According to Creditcards.com, about 40 percent of Americans carry credit card debt from month to month without paying it off. The website also says the average interest rate on those credit cards is more than 13 percent. So it’s easy to see why cardholders often struggle to pay down their credit card balances.
Here are 7 Life Hacks to get out of credit card debt:
1. Stop using your credit cards until you pay them off.
Interest rates of 15, 20, or even 25 percent or more can cause credit card balances to grow rapidly. People often find themselves on a debt treadmill, struggling to make the minimum payments and watching their principal balances grow. Stop chasing your debt balances. Use cash or a debit card until your credit cards are paid off. That way, you can focus on paying down your balances. And you won’t be tempted to spend more than you can afford to pay.
2. Track your expenses to ensure that you spend less than you earn.
It’s a basic concept, but some consumers don’t know exactly how they spend their money each month. They may have good intentions, but they often seem to be short on money. Step one is to track each and every dime you spend. Keep your receipts. Log payments in a notebook. After you understand where your money is being spent, then you can look for ways to cut costs.
3. Cut out discretionary expenses until you get out of debt.
You may need to make some sacrifices for a few months, as you direct as much money as possible toward your credit card balances. Cut back on eating out. Avoid going to concerts or the movie theater. Take a vacation close to home, or even consider a staycation. You’ll need to endure some short-term pain for long-term gain. If you have cable or satellite TV, you may be surprised how much you can save if you call and try to negotiate a better rate.
4. Look for ways to earn extra income.
Have you considered getting a part-time job?
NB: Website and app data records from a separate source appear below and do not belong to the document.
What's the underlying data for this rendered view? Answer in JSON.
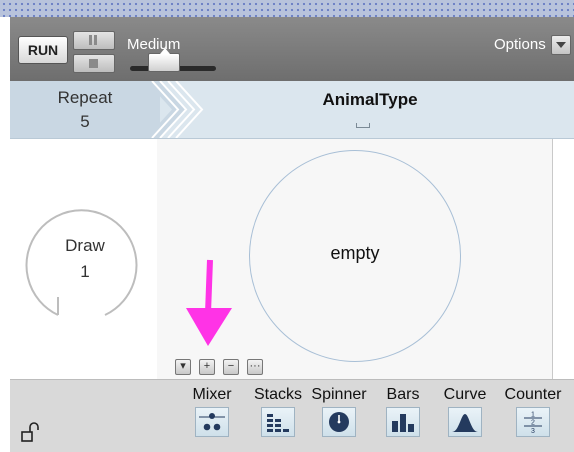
{
  "toolbar": {
    "run_label": "RUN",
    "speed_label": "Medium",
    "options_label": "Options"
  },
  "header": {
    "repeat_label": "Repeat",
    "repeat_value": "5",
    "attribute_title": "AnimalType"
  },
  "left": {
    "draw_label": "Draw",
    "draw_value": "1"
  },
  "device": {
    "content_label": "empty"
  },
  "device_buttons": [
    {
      "name": "dropdown",
      "glyph": "▾"
    },
    {
      "name": "add",
      "glyph": "+"
    },
    {
      "name": "remove",
      "glyph": "−"
    },
    {
      "name": "more",
      "glyph": "···"
    }
  ],
  "palette": {
    "items": [
      {
        "label": "Mixer",
        "icon": "mixer-icon"
      },
      {
        "label": "Stacks",
        "icon": "stacks-icon"
      },
      {
        "label": "Spinner",
        "icon": "spinner-icon"
      },
      {
        "label": "Bars",
        "icon": "bars-icon"
      },
      {
        "label": "Curve",
        "icon": "curve-icon"
      },
      {
        "label": "Counter",
        "icon": "counter-icon"
      }
    ],
    "counter_numbers": [
      "1",
      "2",
      "3"
    ]
  },
  "colors": {
    "accent_arrow": "#ff33e6",
    "header_bg": "#dbe6ee",
    "toolbar_bg": "#7c7c7c",
    "palette_icon": "#243a5e"
  }
}
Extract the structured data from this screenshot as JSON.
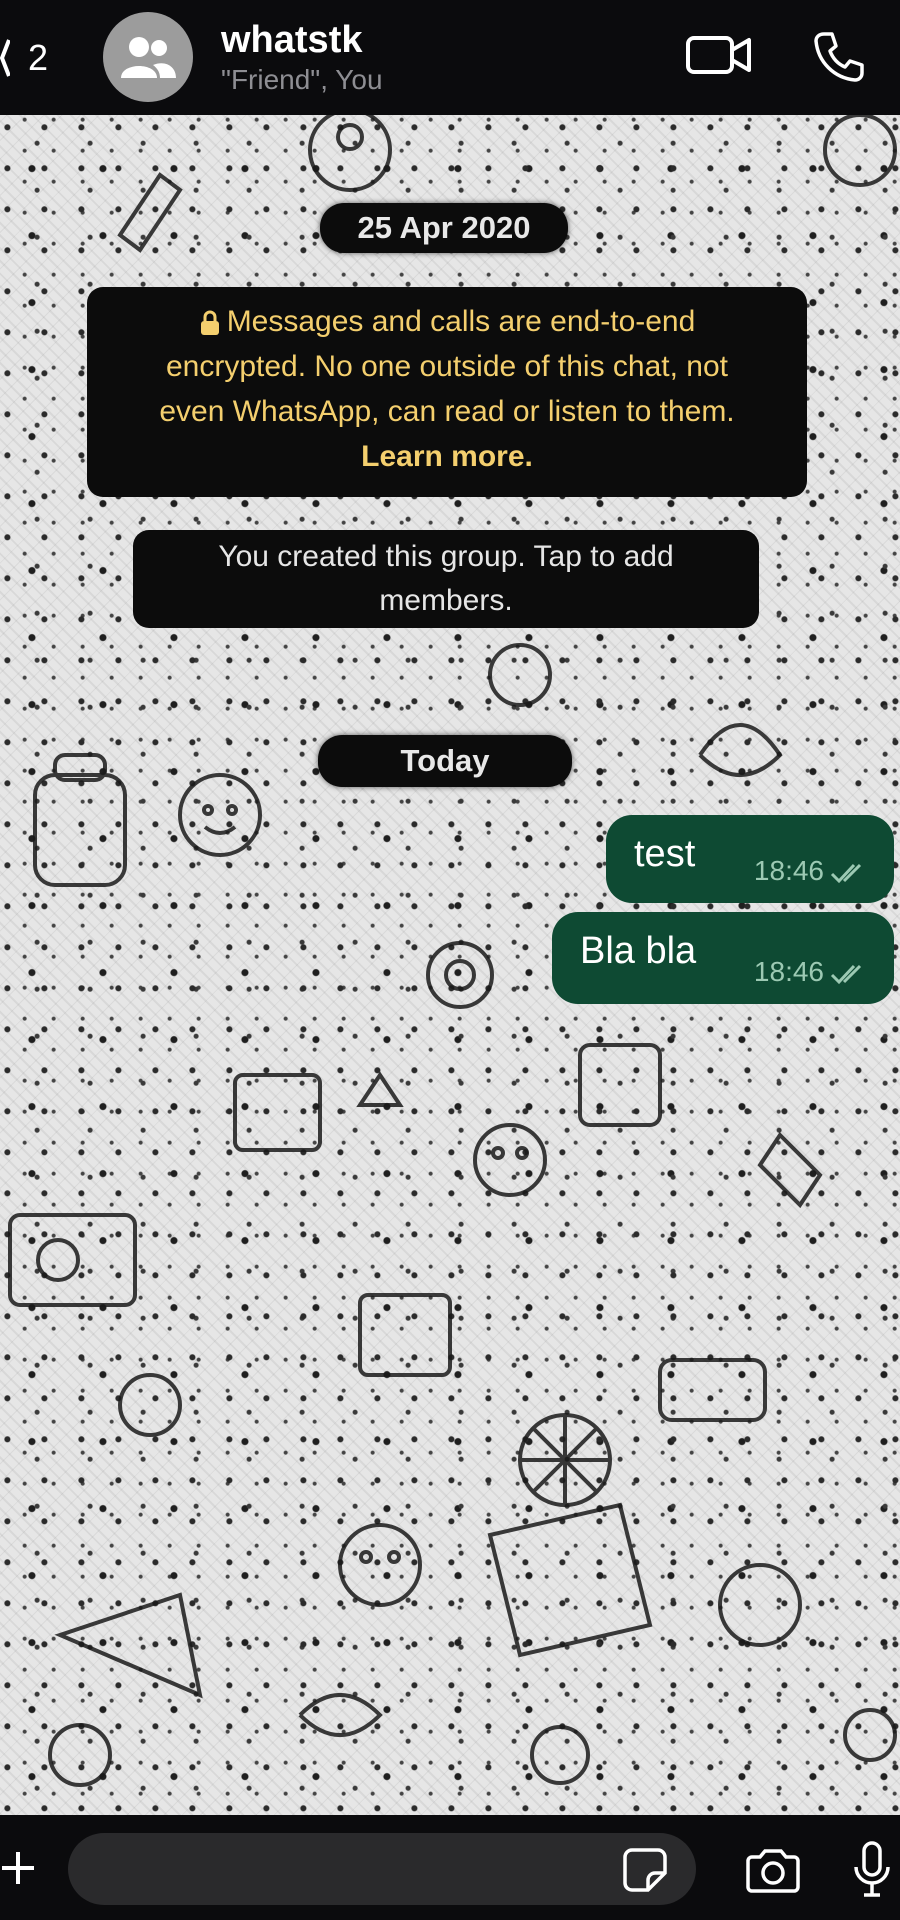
{
  "header": {
    "back_count": "2",
    "title": "whatstk",
    "subtitle": "\"Friend\", You",
    "icons": [
      "group-avatar-icon",
      "video-call-icon",
      "phone-icon"
    ]
  },
  "chat": {
    "date_first": "25 Apr 2020",
    "encryption_notice": {
      "line1": "Messages and calls are end-to-end",
      "line2": "encrypted. No one outside of this chat, not",
      "line3": "even WhatsApp, can read or listen to them.",
      "learn_more": "Learn more.",
      "text_color": "#f4cf6e"
    },
    "group_created": {
      "line1": "You created this group. Tap to add",
      "line2": "members."
    },
    "date_today": "Today",
    "messages": [
      {
        "text": "test",
        "time": "18:46",
        "status": "double-check-icon"
      },
      {
        "text": "Bla bla",
        "time": "18:46",
        "status": "double-check-icon"
      }
    ],
    "bubble_color": "#0e4a33"
  },
  "composer": {
    "placeholder": "",
    "value": "",
    "icons": [
      "plus-icon",
      "sticker-icon",
      "camera-icon",
      "microphone-icon"
    ]
  }
}
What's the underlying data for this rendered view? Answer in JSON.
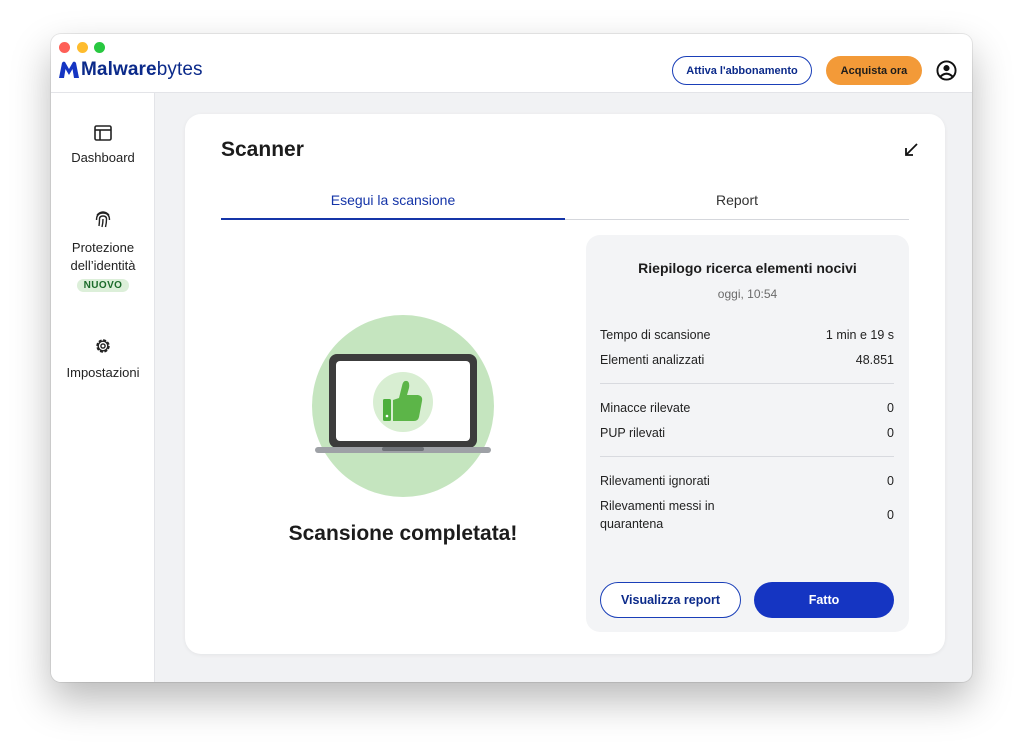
{
  "app": {
    "logo_text_bold": "Malware",
    "logo_text_regular": "bytes",
    "brand_color": "#0b2a8a"
  },
  "header": {
    "subscribe_label": "Attiva l'abbonamento",
    "buy_label": "Acquista ora",
    "account_icon": "account-circle-icon"
  },
  "sidebar": {
    "items": [
      {
        "label": "Dashboard",
        "icon": "dashboard-icon"
      },
      {
        "label": "Protezione dell’identità",
        "icon": "fingerprint-icon",
        "badge": "NUOVO"
      },
      {
        "label": "Impostazioni",
        "icon": "gear-icon"
      }
    ]
  },
  "scanner": {
    "title": "Scanner",
    "collapse_icon": "arrow-down-left-icon",
    "tabs": [
      {
        "label": "Esegui la scansione",
        "active": true
      },
      {
        "label": "Report",
        "active": false
      }
    ],
    "status_text": "Scansione completata!",
    "illustration": "laptop-thumbs-up-icon"
  },
  "summary": {
    "title": "Riepilogo ricerca elementi nocivi",
    "timestamp": "oggi, 10:54",
    "groups": [
      [
        {
          "label": "Tempo di scansione",
          "value": "1 min e 19 s"
        },
        {
          "label": "Elementi analizzati",
          "value": "48.851"
        }
      ],
      [
        {
          "label": "Minacce rilevate",
          "value": "0"
        },
        {
          "label": "PUP rilevati",
          "value": "0"
        }
      ],
      [
        {
          "label": "Rilevamenti ignorati",
          "value": "0"
        },
        {
          "label": "Rilevamenti messi in quarantena",
          "value": "0"
        }
      ]
    ],
    "view_report_label": "Visualizza report",
    "done_label": "Fatto"
  },
  "colors": {
    "primary": "#1535c2",
    "accent_orange": "#f39a38",
    "success_green": "#5cb548",
    "badge_bg": "#dcefd9"
  }
}
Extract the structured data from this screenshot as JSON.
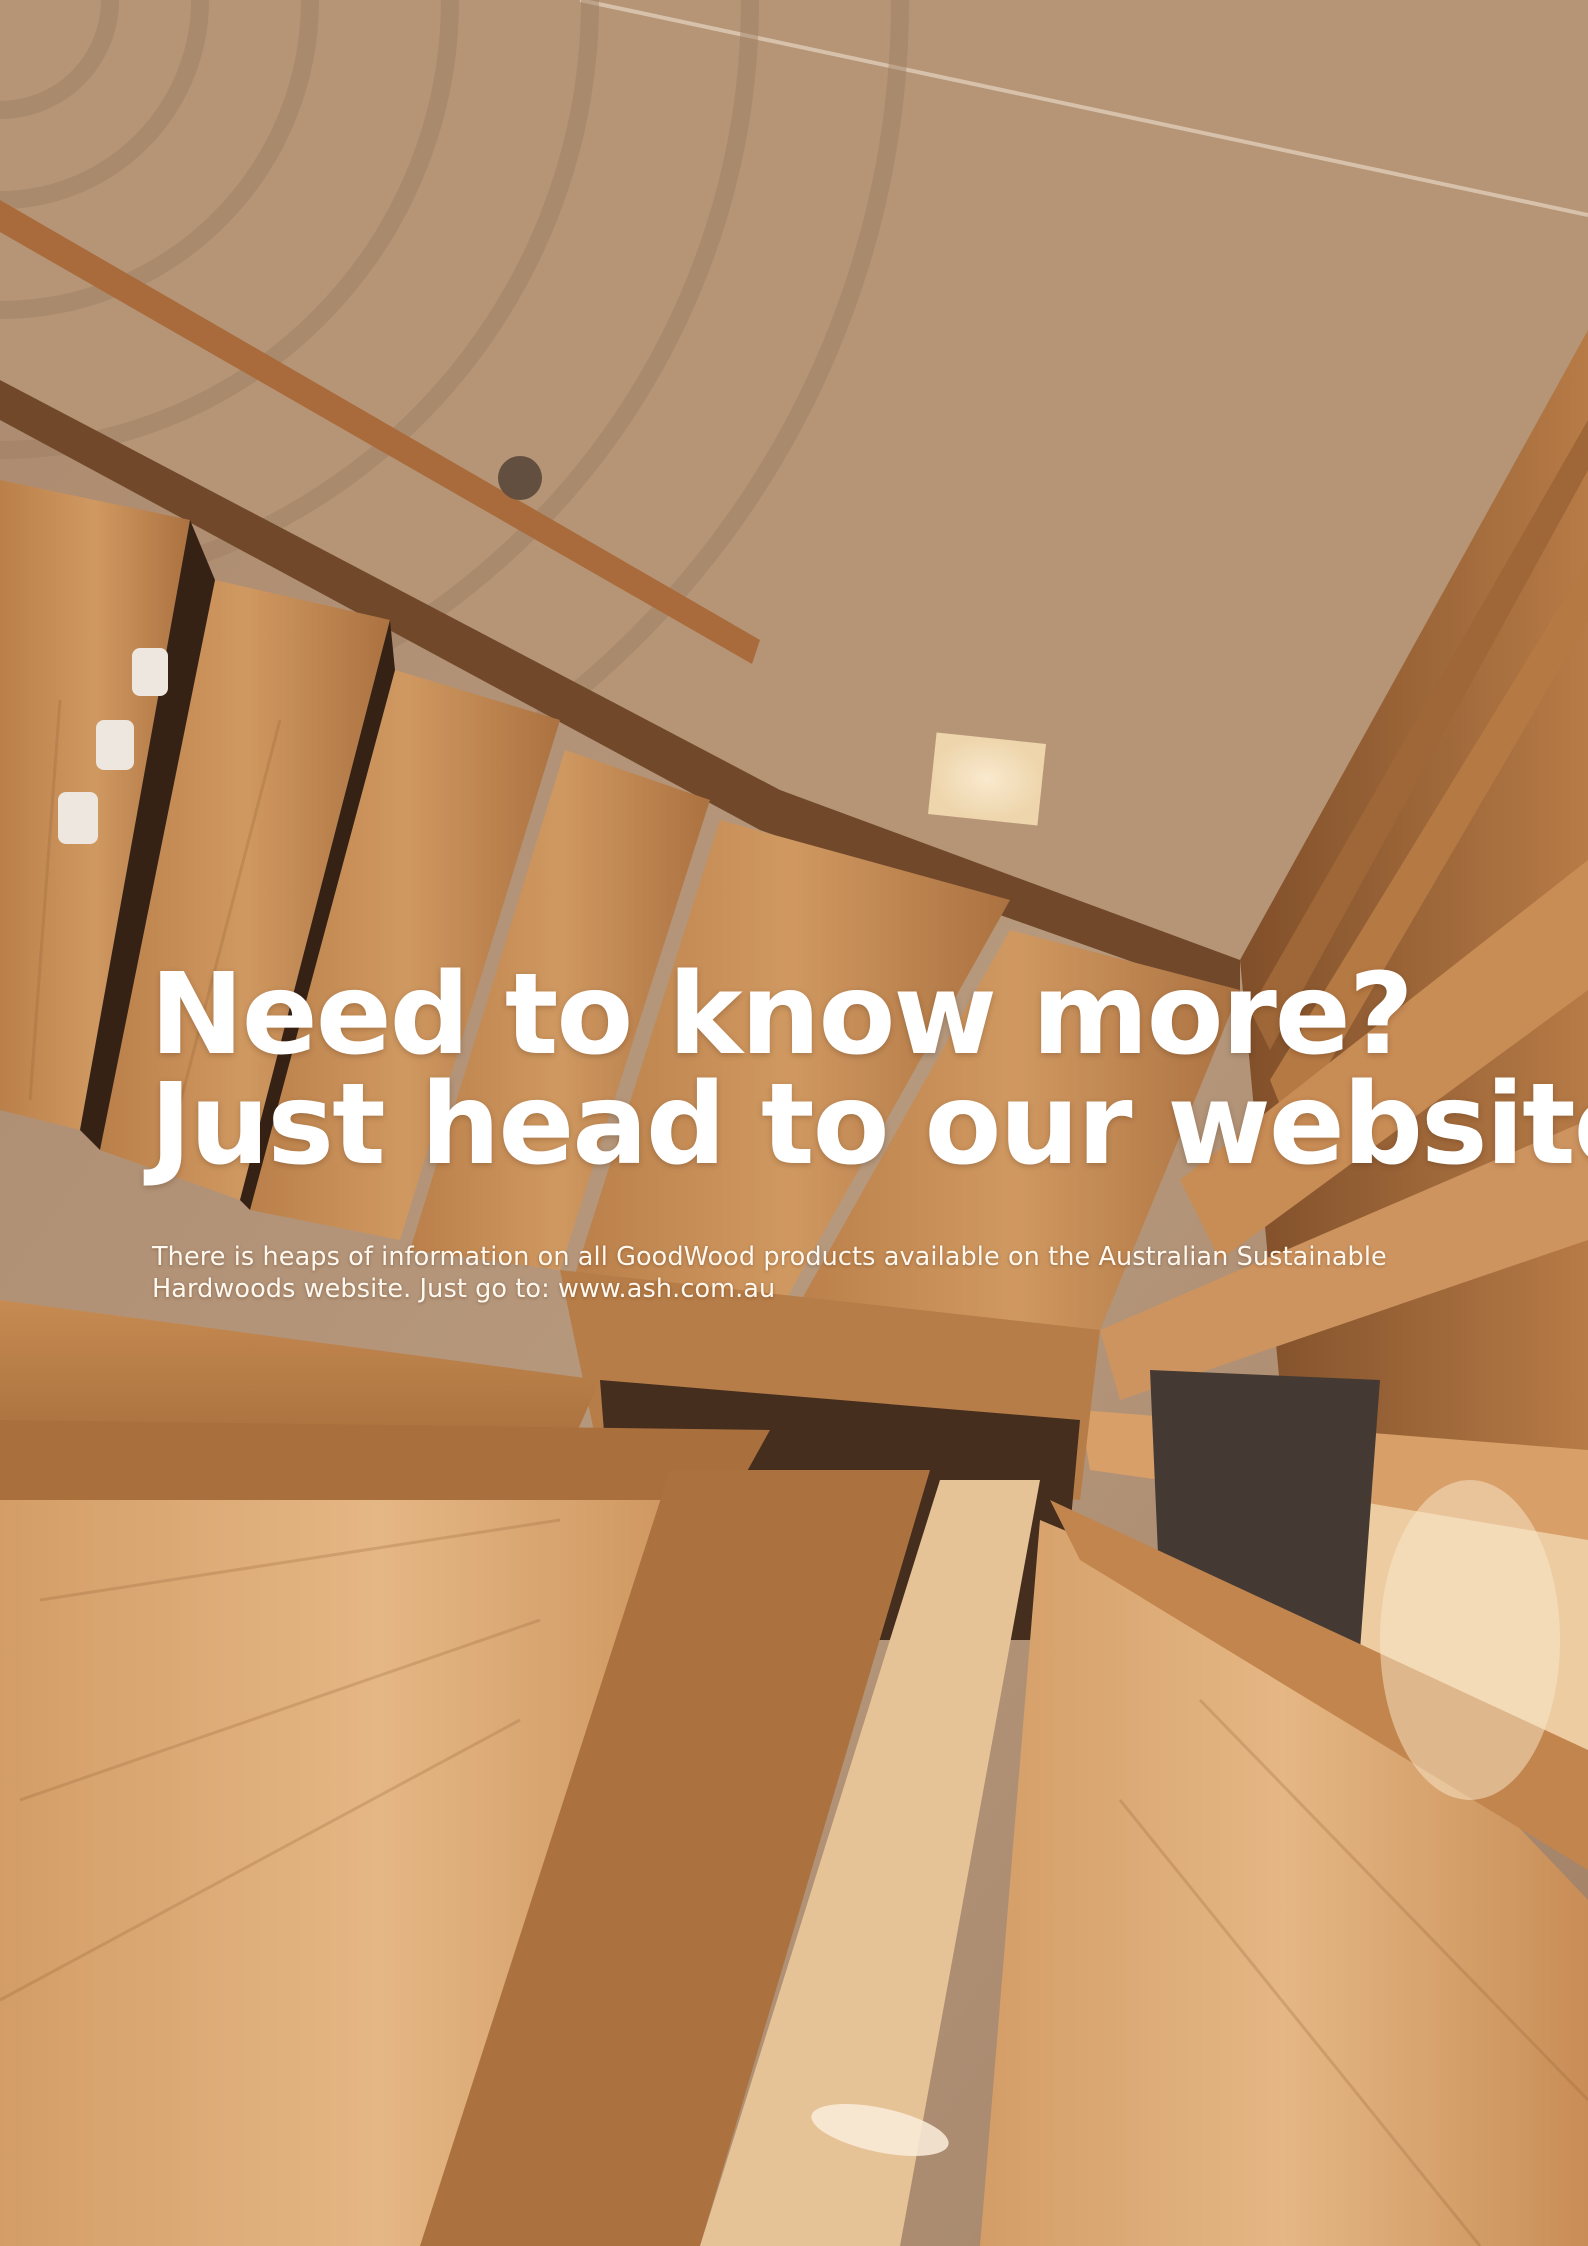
{
  "page": {
    "headline_line1": "Need to know more?",
    "headline_line2": "Just head to our website!",
    "body_line1": "There is heaps of information on all GoodWood products available on the Australian Sustainable",
    "body_line2": "Hardwoods website. Just go to: www.ash.com.au"
  },
  "colors": {
    "text": "#ffffff",
    "timber": "#c28a55",
    "ceiling": "#b89878"
  }
}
You may be able to find part-time weekend or evening work if you think you can juggle two jobs. Or you can consider non-traditional activities such as becoming a mystery shopper. Seriously, opportunities like this do exist. Market research companies pay consumers to perform shopping assignments and report back on their experiences. Reputable market research companies will never ask you to pay any money up front to participate. For more information, check out the Mystery Shopping Providers Association website.
5. Call your creditors. Talk to your creditors to see if they will offer you any concessions. Tell them you are trying to pay off all of your credit card debt and need some assistance. They may be willing to lower your interest rate. Or put you on a short-term repayment plan. You won’t know until you ask.
6. Talk to a credit counselor. A reputable, non-profit consumer credit counseling organization will work with you free of charge to develop a budget, explore options for getting out of debt, and provide you with a customized action plan. You may be a candidate for a debt management plan, for which creditors often lower interest rates, stop collection activity, waive late fees and waive over limit fees. Check out GreenPath or another member of the National Foundation for Credit Counseling. Your counseling session is free, so you have nothing to lose.
7. Develop a plan, set goals and reward yourself. Set realistic dates for when you would like to pay off a bill. Post your goals where you can see them each day, and work to meet those dates. When you pay off a credit card or other bill, be sure to celebrate your success. Treat yourself to some type of small reward, like a decadent dessert, dinner out or a night at the movies.
After you are able to get out of credit card debt, make sure you STAY out of credit card debt and remember you are not alone on the journey to Financial Wellness. Implementing these best practices on an ongoing basis will help ensure that you enjoy a positive financial future.